Some are finding ways to keep their heads above water. The Wilma Theatre plans to spend $150,000 to construct special-made box seats that hold 35-100 people in groups of one to four. R5 Productions and Union Transfer announced limited editionclothing to fundraise for the benefit of their venues and its workers. People’s Light in Malvern is hosting drive-in concerts, where concertgoers are given a “home space” within their parking lot to set up lawn chairs or sit on the hood of their vehicle.
“No one interacted. No one walked over to the other guy’s car to bum a smoke, or whatever. Everybody was super cool and understanding,” says Jesse Lundy, talent buyer and publicist for Point Entertainment, of the most recent drive-in performance with the band The Big Takeover, “And so we felt good about it, the [People’s Light] theatre people felt good about it, and frankly, the band and the audience felt good about it.”
Lundy talks about how, on June 27th, country musician Chase Rice received national backlash for staging an outdoor performance in Petros, Tennessee, with nearly a thousand people in attendance. Videos showed fans packed together in the outdoor venue, very few among them wearing masks.
“The reality is, the people who say that they are ‘over it’ and want life to return to normal have forgotten about science. When science tells me that the moral obligation is to not have people in groups, indoors, in an unsafe situation, and it’s a moral obligation at this point, then I’m not gonna do it,” he says.
“I wouldn’t do that to my audience.”
Lundy, like many, doesn’t believe that audiences are prepared to reconvene at indoor concerts even if that were legally sound. With the earliest projections for a vaccine in 2021, many will not feel comfortable gathering in large groups until the risk of infection is next-to-none. “I personally can’t see opening for shows until there’s absolutely no way anybody who comes to our show could be in danger,” says Mel Grinberg, owner and talent buyer of Home Outgrown Presents. Grinberg is skeptical of outdoor concerts, as well, when many outdoor spaces present issues of unexpected crowd sizes, and the extra work and money to turn public spaces into venues.

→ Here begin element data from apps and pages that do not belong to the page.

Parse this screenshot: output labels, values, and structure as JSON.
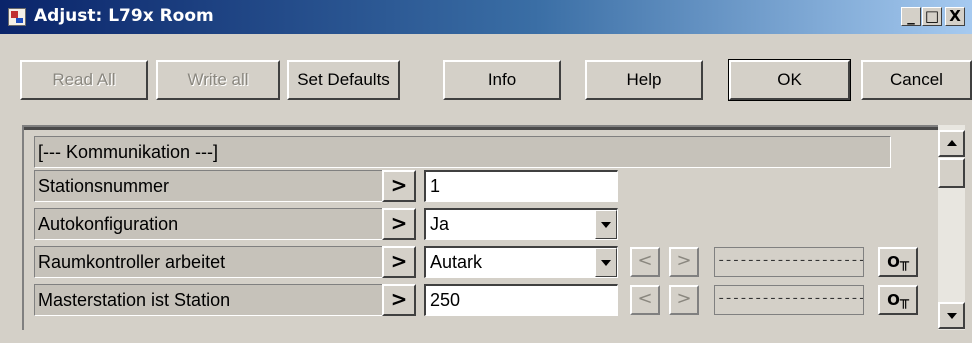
{
  "window": {
    "title": "Adjust: L79x Room",
    "minimize_glyph": "_",
    "maximize_glyph": "□",
    "close_glyph": "X"
  },
  "toolbar": {
    "read_all": "Read All",
    "write_all": "Write all",
    "set_defaults": "Set Defaults",
    "info": "Info",
    "help": "Help",
    "ok": "OK",
    "cancel": "Cancel"
  },
  "section": {
    "title": "[--- Kommunikation ---]"
  },
  "rows": [
    {
      "label": "Stationsnummer",
      "arrow": ">",
      "value": "1",
      "type": "input"
    },
    {
      "label": "Autokonfiguration",
      "arrow": ">",
      "value": "Ja",
      "type": "combo"
    },
    {
      "label": "Raumkontroller arbeitet",
      "arrow": ">",
      "value": "Autark",
      "type": "combo",
      "prev": "<",
      "next": ">",
      "remote": "--------------------",
      "key": "O╥"
    },
    {
      "label": "Masterstation ist Station",
      "arrow": ">",
      "value": "250",
      "type": "input",
      "prev": "<",
      "next": ">",
      "remote": "--------------------",
      "key": "O╥"
    }
  ],
  "colors": {
    "titlebar_start": "#0a246a",
    "titlebar_end": "#a6caf0",
    "face": "#d4d0c8",
    "disabled_text": "#8a877f"
  }
}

“Right now, Home Outgrown is coasting,” writes co-owner and promoter Alex Northrup in an e-mail, “Like a lot of indie / DIY promoters, we don’t operate our own venue and instead develop working relationships with trusted, like-minded spaces. Because of this, HOP is pretty lucky and can basically be out on pause with no operating costs during COVID-19.”
When venues are able to re-open, which remains strictly in the hypothetical, they will have to focus on local acts, as national tours will be on pause due to varying local restrictions and a fear of spreading contaminants state-to-state. Barrett Lindgren, Head Talent Buyer for Johnny Brenda’s in charge of booking national acts, is hesitant to return to work for this very reason:
“There are thousands of independent venues all around the country, all around the world that are booking these tours. And if a market drops out, if a market can’t be part of routing tours for safety concerns, that really drastically affects what kind of shows we can bring to Philly, and you know, how artists from here can tour. The whole thing is just so inter-connected.”
Across the board, the future of independent venues and promoters looks bleak, but many are holding out hope on a bail-out from the government and a vaccine in 2021. Until then, few can in good conscience even consider asking fans to turn out.
“That is the sort of thing that NIVA and a lot of organizations focused around this are sort of trying to wake people up to,” says Lindgren, ”is that we can’t really come back and be fully functional until this is done, until this is completely done. We were the first people to close, we’re gonna be the last ones to open.”